London police have unveiled the results of a recent survey that aimed to gauge the public’s trust in the city’s police force.
The survey was conducted by independent research firm Leger and pulled results from telephone interviews with 500 Londoners, a sliver of the city’s population of nearly 400,000 people.
The survey was conducted from Sept. 16 to 30 and saw most respondents take a positive tone when speaking about London police.
The survey’s key findings are as follows:
- A total of 87 per cent of survey respondents trust police (compared to a national rate of 73 per cent).
- Eighty-seven per cent of respondents are satisfied with police (compared to a national rate of 72 per cent).
- Of the survey’s respondents, 84 per cent believe the London Police Service is committed to meeting expectations (compared to a national rate of 65 per cent).
- Seventy-nine per cent of respondents believe the London Police Service is honest and transparent (compared to a national rate of 64 per cent).
- A total of 79 per cent believe the London Police Service is “concerned about people like me” (compared to a national rate of 59 per cent).
- Of the survey’s respondents, 61 per cent have a good opinion of London police (compared to a national rate of 55 per cent), while nine per cent have a bad opinion (compared to a national rate of 13 per cent). Thirty per cent said they don’t know the London Police Service well enough to have an opinion.
Leger noted that positive opinions of London police were stable across different ages, genders and geographic locations. Those making at least $80,000 a year were more likely to express a positive opinion of police than those who make less.
Fifteen per cent of respondents identified as visible minorities — proportionately less than the city’s total makeup of visible minorities, which Statistics Canada listed at 20 per cent in its 2016 census. Leger’s report did not provide information on how many respondents identified as Indigenous.

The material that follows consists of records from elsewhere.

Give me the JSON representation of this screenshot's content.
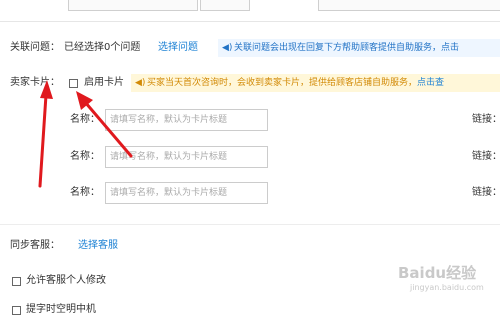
{
  "related_issues": {
    "label": "关联问题：",
    "status": "已经选择0个问题",
    "select_link": "选择问题",
    "note": "关联问题会出现在回复下方帮助顾客提供自助服务，点击"
  },
  "seller_card": {
    "label": "卖家卡片：",
    "enable_label": "启用卡片",
    "enabled": false,
    "note": "买家当天首次咨询时，会收到卖家卡片，提供给顾客店铺自助服务，",
    "note_link": "点击查",
    "rows": [
      {
        "name_label": "名称：",
        "placeholder": "请填写名称，默认为卡片标题",
        "link_label": "链接："
      },
      {
        "name_label": "名称：",
        "placeholder": "请填写名称，默认为卡片标题",
        "link_label": "链接："
      },
      {
        "name_label": "名称：",
        "placeholder": "请填写名称，默认为卡片标题",
        "link_label": "链接："
      }
    ]
  },
  "sync_service": {
    "label": "同步客服：",
    "link": "选择客服"
  },
  "options": {
    "allow_personal_edit": "允许客服个人修改",
    "partial_bottom": "提字时空明中机"
  },
  "watermark": {
    "brand": "Baidu经验",
    "url": "jingyan.baidu.com"
  },
  "colors": {
    "link": "#1e82d4",
    "note_blue_bg": "#eef6ff",
    "note_yellow_bg": "#fff7d9",
    "note_yellow_text": "#d28a06",
    "arrow": "#e0191e"
  }
}
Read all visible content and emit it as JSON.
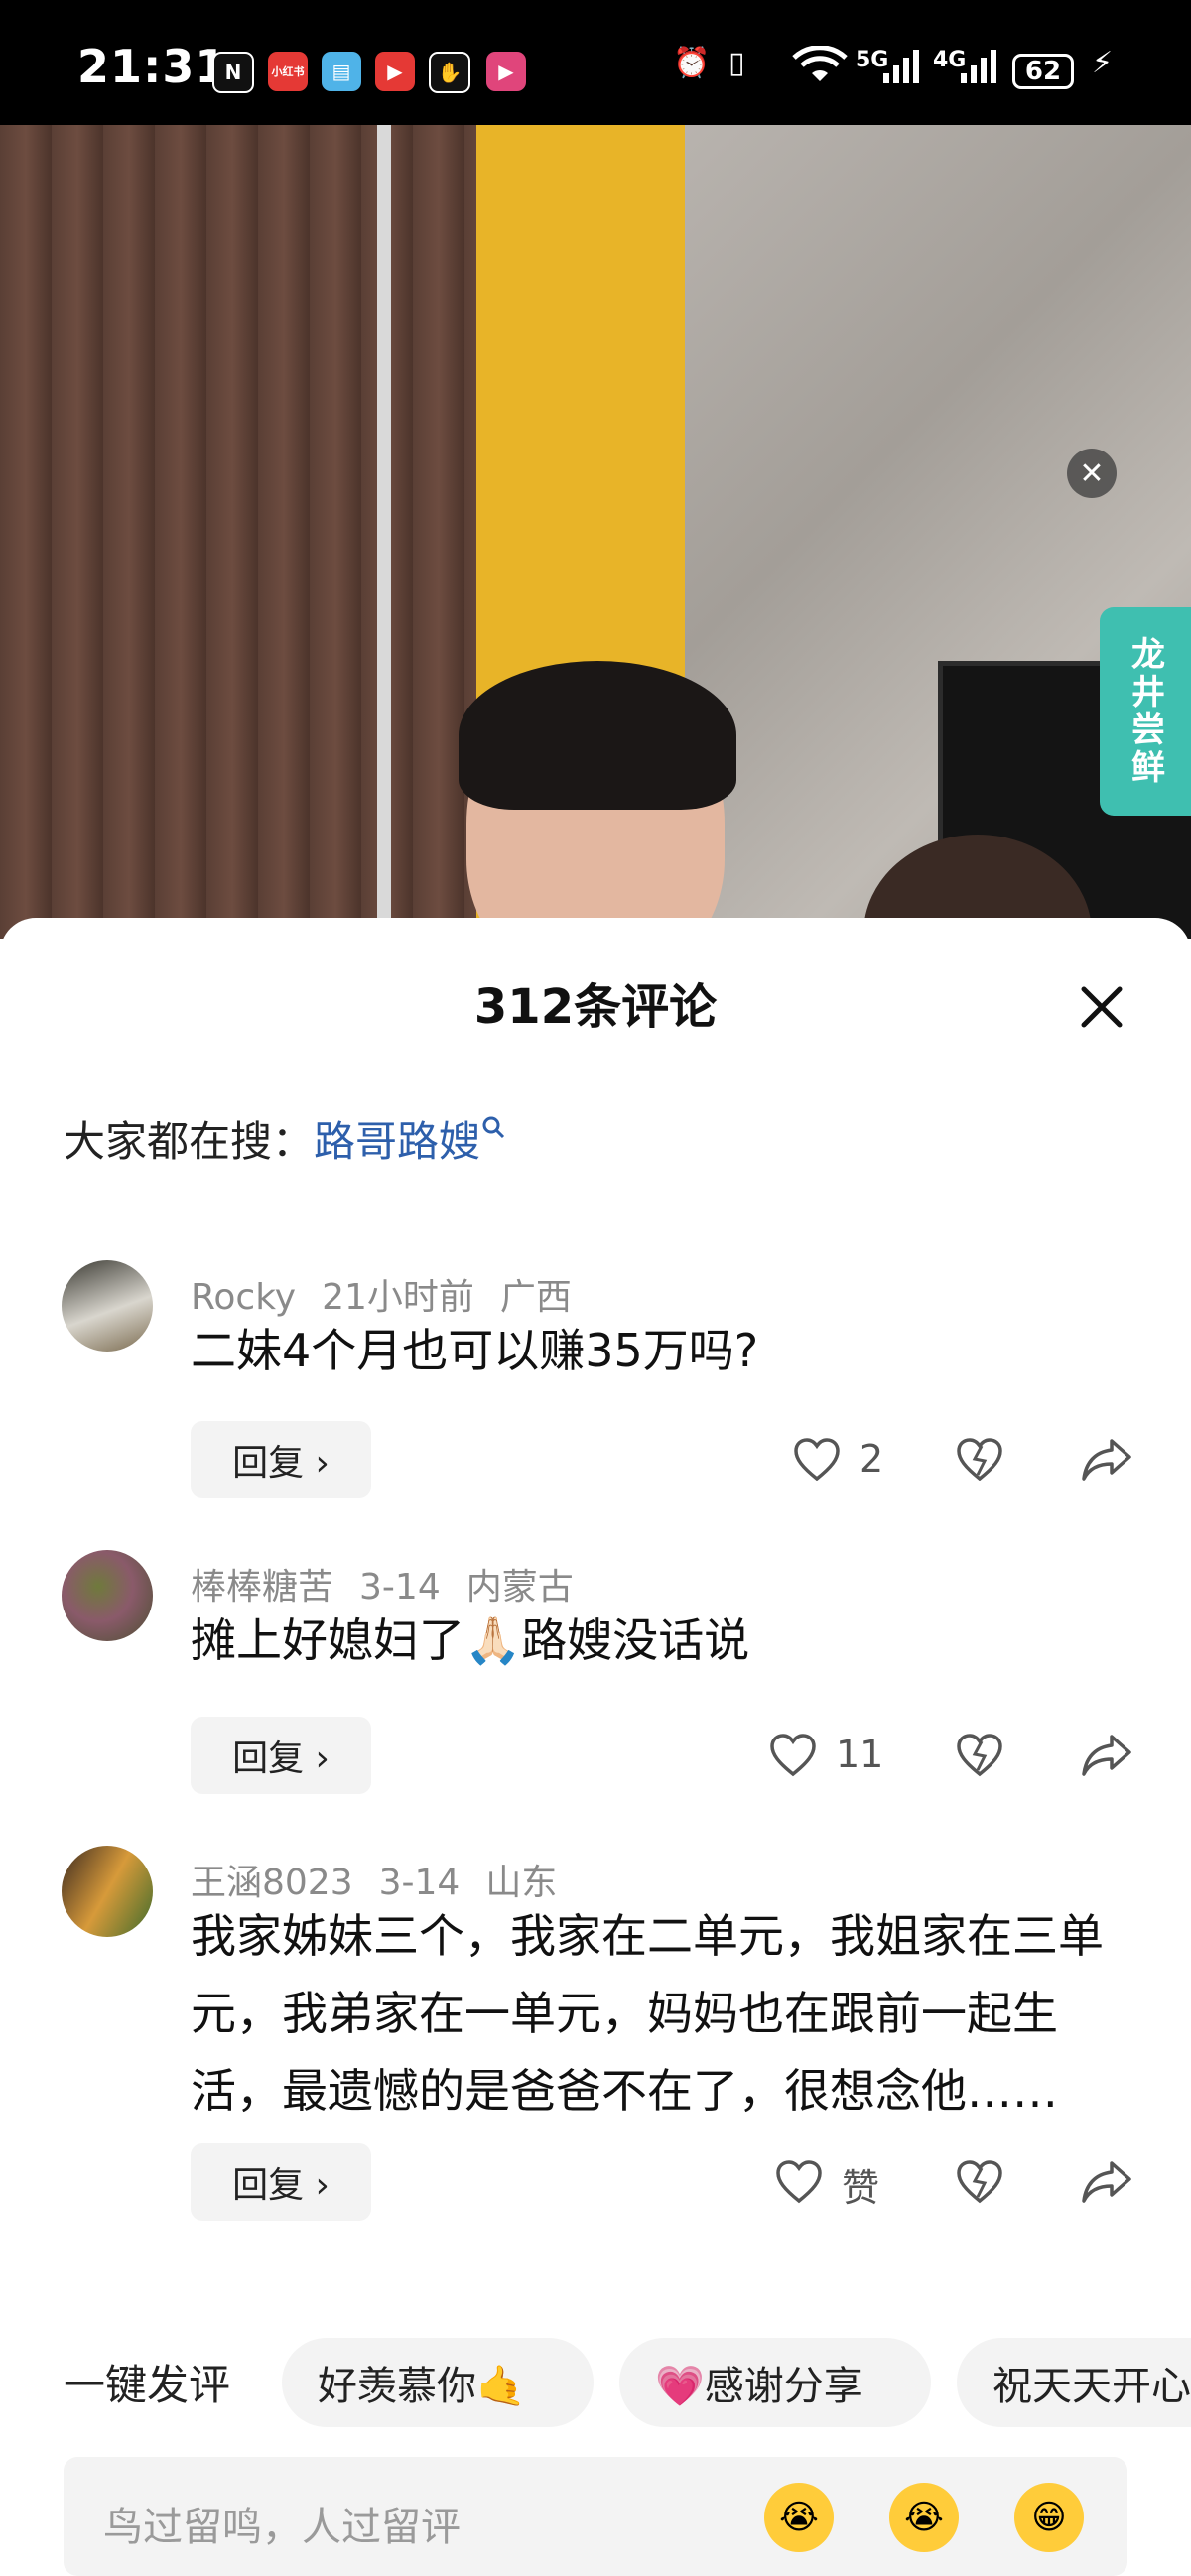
{
  "status_bar": {
    "time": "21:31",
    "network_5g": "5G",
    "network_4g": "4G",
    "battery": "62",
    "app_badge": "小红书"
  },
  "video": {
    "banner_text": "龙井尝鲜"
  },
  "sheet": {
    "title": "312条评论",
    "search_label": "大家都在搜：",
    "search_keyword": "路哥路嫂"
  },
  "comments": [
    {
      "user": "Rocky",
      "time": "21小时前",
      "location": "广西",
      "text": "二妹4个月也可以赚35万吗?",
      "reply_label": "回复 ›",
      "likes": "2"
    },
    {
      "user": "棒棒糖苦",
      "time": "3-14",
      "location": "内蒙古",
      "text": "摊上好媳妇了🙏🏻路嫂没话说",
      "reply_label": "回复 ›",
      "likes": "11"
    },
    {
      "user": "王涵8023",
      "time": "3-14",
      "location": "山东",
      "text": "我家姊妹三个，我家在二单元，我姐家在三单元，我弟家在一单元，妈妈也在跟前一起生活，最遗憾的是爸爸不在了，很想念他……",
      "reply_label": "回复 ›",
      "likes": "赞"
    }
  ],
  "quick_comment": {
    "label": "一键发评",
    "chips": [
      "好羡慕你🤙",
      "💗感谢分享",
      "祝天天开心"
    ]
  },
  "input": {
    "placeholder": "鸟过留鸣，人过留评",
    "emojis": [
      "😭",
      "😭",
      "😁"
    ]
  },
  "colors": {
    "keyword_blue": "#2d5fab",
    "banner_teal": "#3fbfb0",
    "chip_bg": "#f3f3f3"
  }
}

Nearly half of all respondents to the survey have a university education.
The margin of error for the study was +/-4.4 per cent, 19 times out of 20.
The survey also took into account a six-part story from the London Free Press that shed light on the professional misconduct charges against Sgt. Peter Paquette.
Following the story’s publication, Leger said no significant change was found in respondents’ answers, though the company noted a seven per cent drop in respondents’ belief the London Police Service is honest and transparent.
London police said Leger was contracted to conduct the survey for a cost of $16,000.
Its results will be discussed at the London Police Services board meeting on Tuesday afternoon.